Now, who’s up for healthy and sexy? Woo, woo!! Can’t help you with the bank account, though. Still working on mine. And if you’re reading this and thinking, Can I really change how I breathe after all these years?
You sure can. You’d just be building a new habit. I’m speaking from experience. I was a mouth breather. 😱
For several reasons, I never questioned my breathing technique.
Any of these sound familiar?
- It wasn’t a thing then.
- I did well in sports when I was younger and in martial arts starting in my prime. If it ain’t broke…
- They weren’t teaching enough of this in my formative years to pique my interest and open my eyes.
Only years (cough, decades) later when I started researching and working smarter on cardio, endurance, and proper breathing, did I notice the difference and start feeling a bit like a superhero. Then I wanted to be as “all in” as possible. Because, benefits.
Breathing can be far more than just a bodily function: It can help you relax, regulate energy, and contribute to your overall well-being. Do it wrong, and it can become a silent saboteur, forcing your body to work harder to function. Put excessive stress on a body part, and it’ll be more prone to malfunction.
Give yourself the gift of five minutes
Practicing any of these techniques for just five minutes – and in some cases – less, daily can make a difference.
You’ve got five minutes. And you can do it anywhere:
- In bed (though not during, um…)
- At your desk (you’re quiet quitting, anyway)
- Watching television (give your partner a heads up)
- On the toilet (No pictures, please)
- In labor (Note to self: It was funny when you thought of it, but edit this out before you publish)
Let’s talk technique…
Box breathing, also known as square breathing, is a powerful stress reduction technique the Navy SEALs use to manage stress.
- A large, sturdy cardboard box
- Some duct tape
- A trusted friend to tape you inside
- A utility knife in case you choose the wrong friend
Okay, for real now…
Think of a cube: Four sides, equal length. Each side represents a count.
- Inhale deeply through your nose for a four count
- Hold it for a four count
- Exhale through your mouth for a four count (sensing a pattern, here)
- Hold it for another four count
Physiological or cyclic sigh
This isn’t your run of the mill sigh. You’re going to amplify the sigh so it isn’t for nigh.
To perform a physiological or cyclic sigh:
- Take a deep breath through your nose. Channel your inner blowfish.
- Force an extra breath. Yes, seriously. This reinflates your lungs’ collapsed air sacs and increases their surface area.

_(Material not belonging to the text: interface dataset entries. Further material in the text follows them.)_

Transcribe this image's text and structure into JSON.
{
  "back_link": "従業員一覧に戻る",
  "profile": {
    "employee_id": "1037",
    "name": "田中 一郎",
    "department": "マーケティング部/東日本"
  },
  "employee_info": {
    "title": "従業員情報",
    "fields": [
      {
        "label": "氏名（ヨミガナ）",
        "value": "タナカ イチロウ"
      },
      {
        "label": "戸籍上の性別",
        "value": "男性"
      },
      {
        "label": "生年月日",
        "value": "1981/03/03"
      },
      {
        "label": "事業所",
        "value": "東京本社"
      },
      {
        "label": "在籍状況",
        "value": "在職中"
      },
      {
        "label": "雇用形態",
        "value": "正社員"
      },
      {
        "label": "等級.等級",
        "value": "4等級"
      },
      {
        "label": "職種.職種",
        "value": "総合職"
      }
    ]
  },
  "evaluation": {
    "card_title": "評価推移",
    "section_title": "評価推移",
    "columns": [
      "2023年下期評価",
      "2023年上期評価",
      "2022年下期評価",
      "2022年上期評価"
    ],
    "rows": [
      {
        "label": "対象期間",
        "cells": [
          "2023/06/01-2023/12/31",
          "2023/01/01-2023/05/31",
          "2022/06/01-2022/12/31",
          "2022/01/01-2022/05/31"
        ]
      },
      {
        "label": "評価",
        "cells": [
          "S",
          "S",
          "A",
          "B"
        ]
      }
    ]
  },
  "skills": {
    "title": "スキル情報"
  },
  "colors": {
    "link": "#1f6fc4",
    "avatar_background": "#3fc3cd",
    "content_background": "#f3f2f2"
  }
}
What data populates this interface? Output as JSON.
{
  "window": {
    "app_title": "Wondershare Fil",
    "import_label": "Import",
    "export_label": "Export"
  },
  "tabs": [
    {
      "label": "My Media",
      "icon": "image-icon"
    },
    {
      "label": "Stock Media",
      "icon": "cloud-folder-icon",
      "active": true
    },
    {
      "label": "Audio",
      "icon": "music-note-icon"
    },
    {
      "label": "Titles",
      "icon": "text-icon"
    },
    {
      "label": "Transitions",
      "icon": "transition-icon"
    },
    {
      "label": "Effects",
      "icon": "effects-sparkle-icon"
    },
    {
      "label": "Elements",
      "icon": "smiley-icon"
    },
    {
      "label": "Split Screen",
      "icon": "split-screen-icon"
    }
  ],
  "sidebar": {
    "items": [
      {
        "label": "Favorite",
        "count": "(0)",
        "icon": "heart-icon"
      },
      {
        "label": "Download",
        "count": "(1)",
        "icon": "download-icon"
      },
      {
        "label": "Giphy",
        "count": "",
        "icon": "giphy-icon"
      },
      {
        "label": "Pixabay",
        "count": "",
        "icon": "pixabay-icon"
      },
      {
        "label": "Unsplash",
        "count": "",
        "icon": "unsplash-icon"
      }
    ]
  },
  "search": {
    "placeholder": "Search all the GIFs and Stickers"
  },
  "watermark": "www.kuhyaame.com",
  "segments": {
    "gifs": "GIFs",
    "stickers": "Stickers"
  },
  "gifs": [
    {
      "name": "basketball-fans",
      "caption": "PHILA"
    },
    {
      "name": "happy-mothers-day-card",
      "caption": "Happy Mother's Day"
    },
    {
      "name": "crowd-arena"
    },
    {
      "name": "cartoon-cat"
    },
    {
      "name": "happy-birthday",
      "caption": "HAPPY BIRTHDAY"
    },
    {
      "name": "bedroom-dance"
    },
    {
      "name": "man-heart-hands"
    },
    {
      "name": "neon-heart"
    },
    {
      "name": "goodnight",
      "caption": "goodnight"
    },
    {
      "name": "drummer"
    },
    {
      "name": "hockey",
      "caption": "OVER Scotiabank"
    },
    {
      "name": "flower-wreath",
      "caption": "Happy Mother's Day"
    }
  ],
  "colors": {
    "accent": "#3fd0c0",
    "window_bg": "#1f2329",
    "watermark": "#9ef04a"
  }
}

How’s that for targeted maintenance? If your face twists into a Rocky Balboa-inspired snarl, join the club.
- Hold it for a second. Because you can. Look at you, putting in the work!
- Exhale from your mouth, long and slow. Not like you a full balloon slipped from your grip. Savor that air cigar.
No, the good kind.
This involves taking anywhere from 10 to 25 breaths, inhaling through the nose and either actively or passive exhaling through the mouth in rapid succession. Many practitioners do it in conjunction with cold exposure based on Wim Hof’s teachings.
Sure gets the adrenaline flowing.
In the Stanford study, the scientists had the participants empty their lungs and hold it for 15-30 seconds, committing a total of five minutes to this drill.
While it has positive effects, it’s critical to avoid this method in or near water: It reduces carbon monoxide in your bloodstream, which can cause blackouts.
Blacking out anywhere can be dangerous or even deadly. Being in or near water can make hyperventilation lead to a final destination.
Breathing benefits bonanza
Breathing > meditation > nothing
Stanford researchers performed a study where they compared breathwork practices to meditation to see which had the greatest impact on mood, stress reduction, and sleep.
Controlled breathing for five minutes a day led to a greater reduction in stress than a five-minute daily meditation routine. Both are good, one is better.
So, level up your lifestyle.
Conduct your own case study.
Breathe deeply and daily.
And let me know how it goes.